Search the records below for the word "this". Pull out each line that has it.

Page and application data records:
--- START ---

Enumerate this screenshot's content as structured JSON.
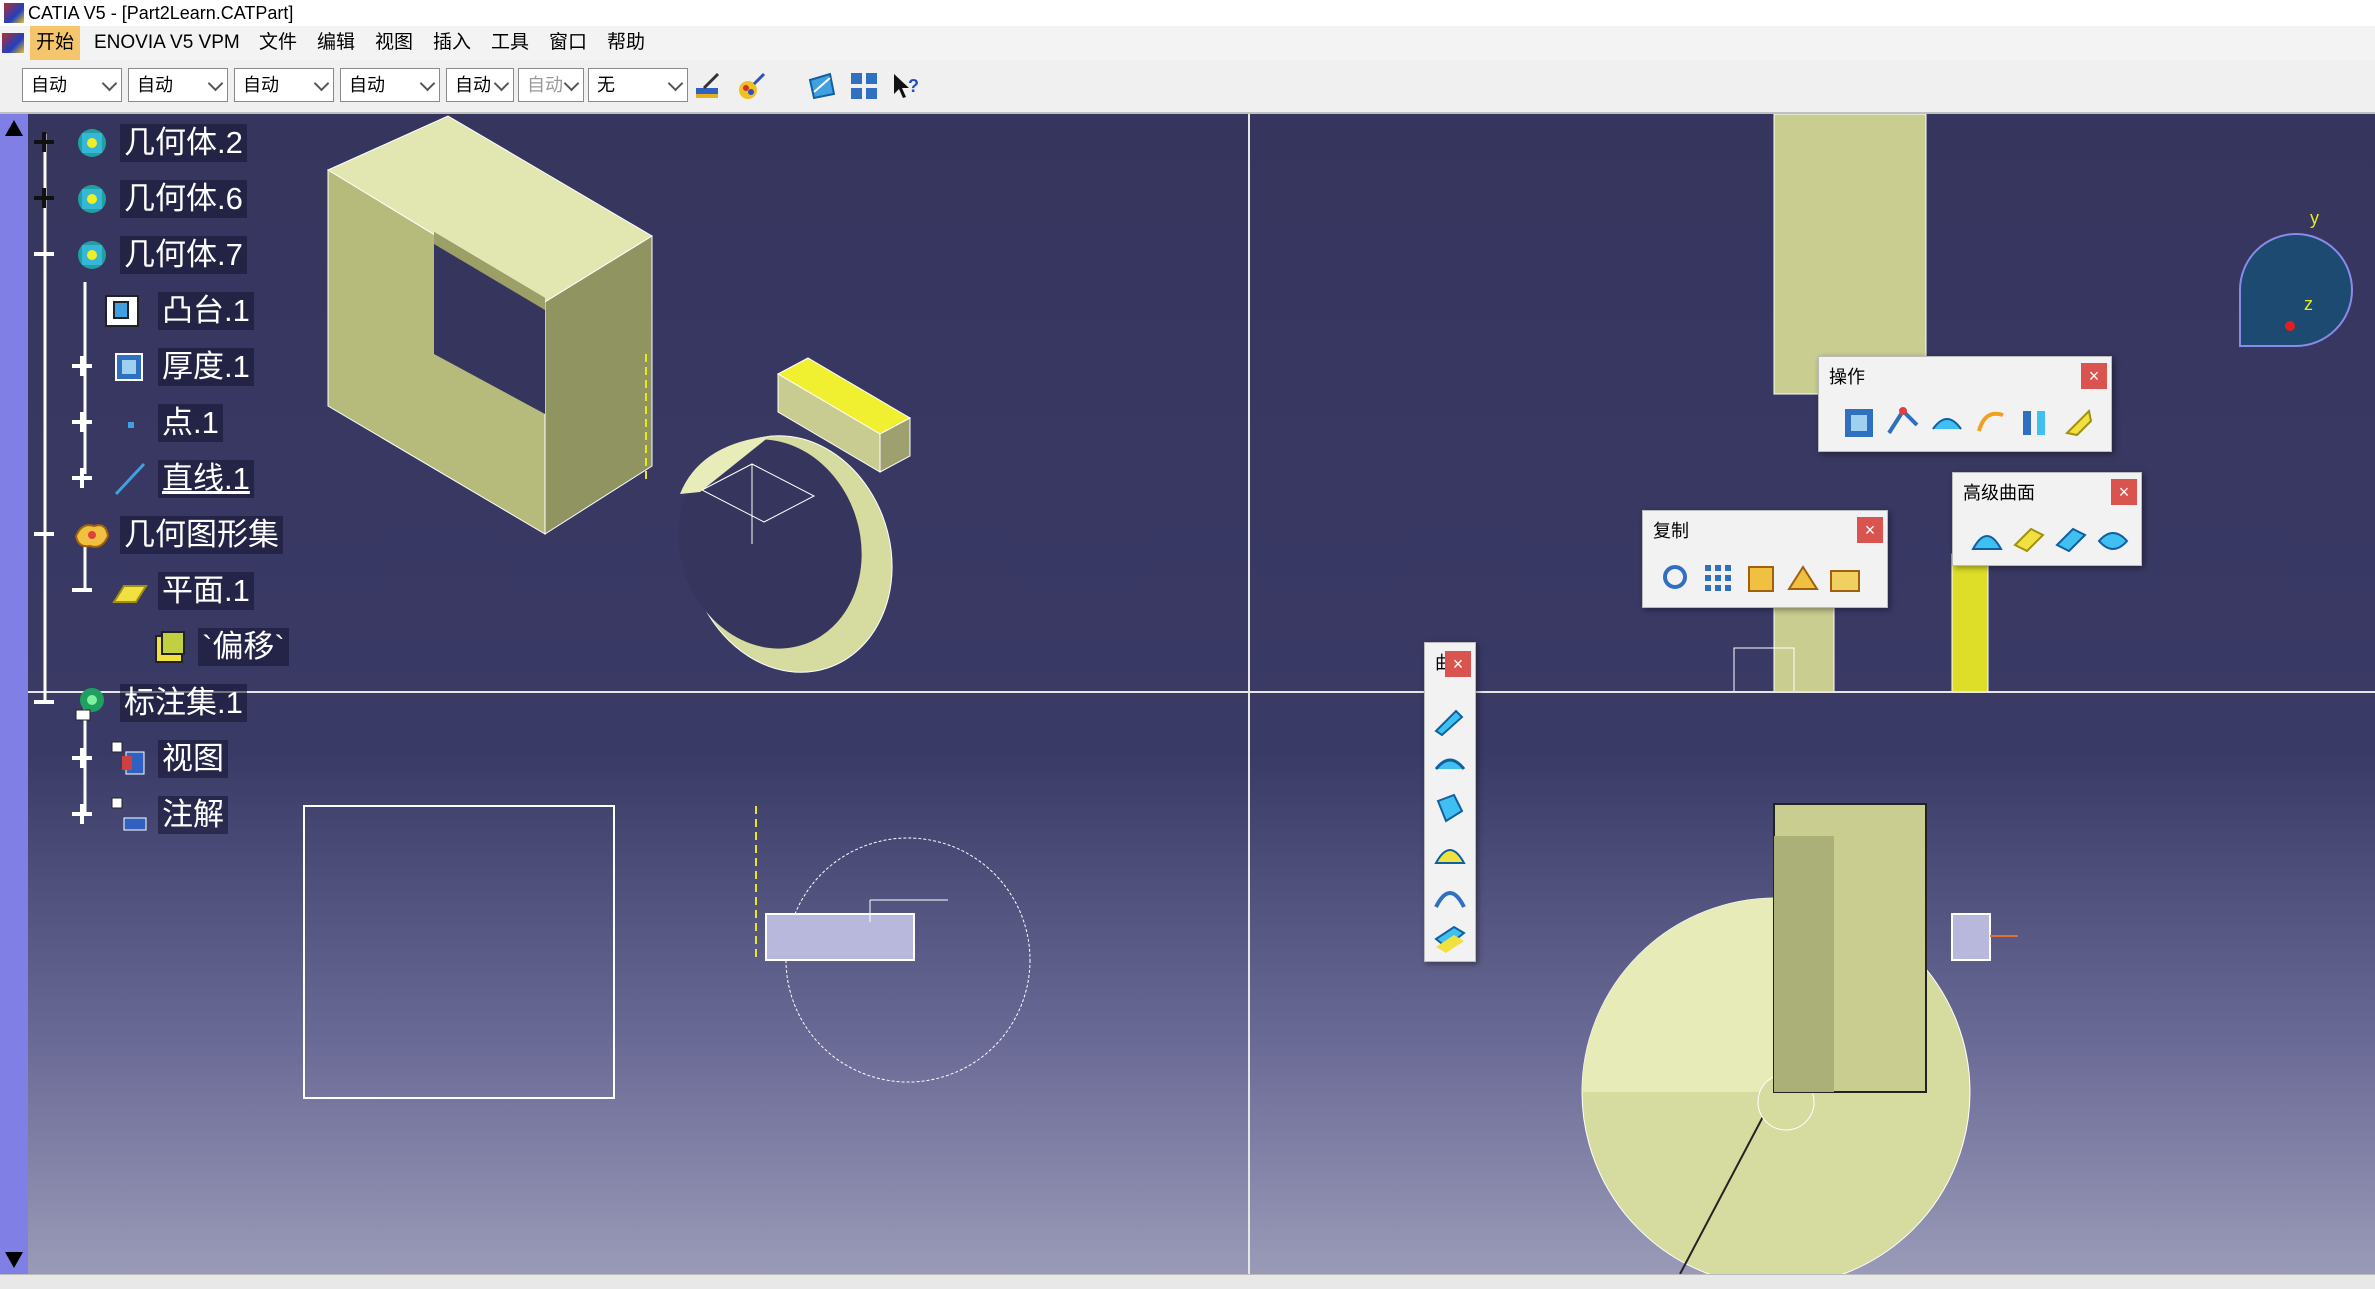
{
  "window": {
    "title": "CATIA V5 - [Part2Learn.CATPart]"
  },
  "menu": [
    {
      "label": "开始"
    },
    {
      "label": "ENOVIA V5 VPM"
    },
    {
      "label": "文件"
    },
    {
      "label": "编辑"
    },
    {
      "label": "视图"
    },
    {
      "label": "插入"
    },
    {
      "label": "工具"
    },
    {
      "label": "窗口"
    },
    {
      "label": "帮助"
    }
  ],
  "toolbar": {
    "combos": [
      {
        "value": "自动"
      },
      {
        "value": "自动"
      },
      {
        "value": "自动"
      },
      {
        "value": "自动"
      },
      {
        "value": "自动"
      },
      {
        "value": "自动"
      },
      {
        "value": "无"
      }
    ],
    "icons": [
      "paint-brush-icon",
      "color-palette-icon",
      "view-normal-icon",
      "grid-mode-icon",
      "whats-this-help-icon"
    ]
  },
  "tree": {
    "nodes": [
      {
        "label": "几何体.2",
        "icon": "body-icon"
      },
      {
        "label": "几何体.6",
        "icon": "body-icon"
      },
      {
        "label": "几何体.7",
        "icon": "body-icon"
      },
      {
        "label": "凸台.1",
        "icon": "pad-icon"
      },
      {
        "label": "厚度.1",
        "icon": "thickness-icon"
      },
      {
        "label": "点.1",
        "icon": "point-icon"
      },
      {
        "label": "直线.1",
        "icon": "line-icon"
      },
      {
        "label": "几何图形集",
        "icon": "geometrical-set-icon"
      },
      {
        "label": "平面.1",
        "icon": "plane-icon"
      },
      {
        "label": "`偏移`",
        "icon": "offset-icon"
      },
      {
        "label": "标注集.1",
        "icon": "annotation-set-icon"
      },
      {
        "label": "视图",
        "icon": "views-icon"
      },
      {
        "label": "注解",
        "icon": "annotations-icon"
      }
    ]
  },
  "compass": {
    "y_label": "y",
    "z_label": "z"
  },
  "panels": {
    "operations": {
      "title": "操作",
      "close": "×"
    },
    "advanced_surfaces": {
      "title": "高级曲面",
      "close": "×"
    },
    "replication": {
      "title": "复制",
      "close": "×"
    },
    "vertical": {
      "title": "曲",
      "close": "×"
    }
  },
  "colors": {
    "viewport_top": "#35355e",
    "viewport_bottom": "#9a9ab8",
    "solid_face": "#d6dca0",
    "solid_dark": "#8f9460",
    "highlight_yellow": "#e8e820",
    "scroll": "#7f7fe6",
    "menu_active": "#f5c56b",
    "close_red": "#d9534f"
  }
}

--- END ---

EXERCISE ANSWER
Enumerate this screenshot's content as structured JSON.
      "whats-this-help-icon"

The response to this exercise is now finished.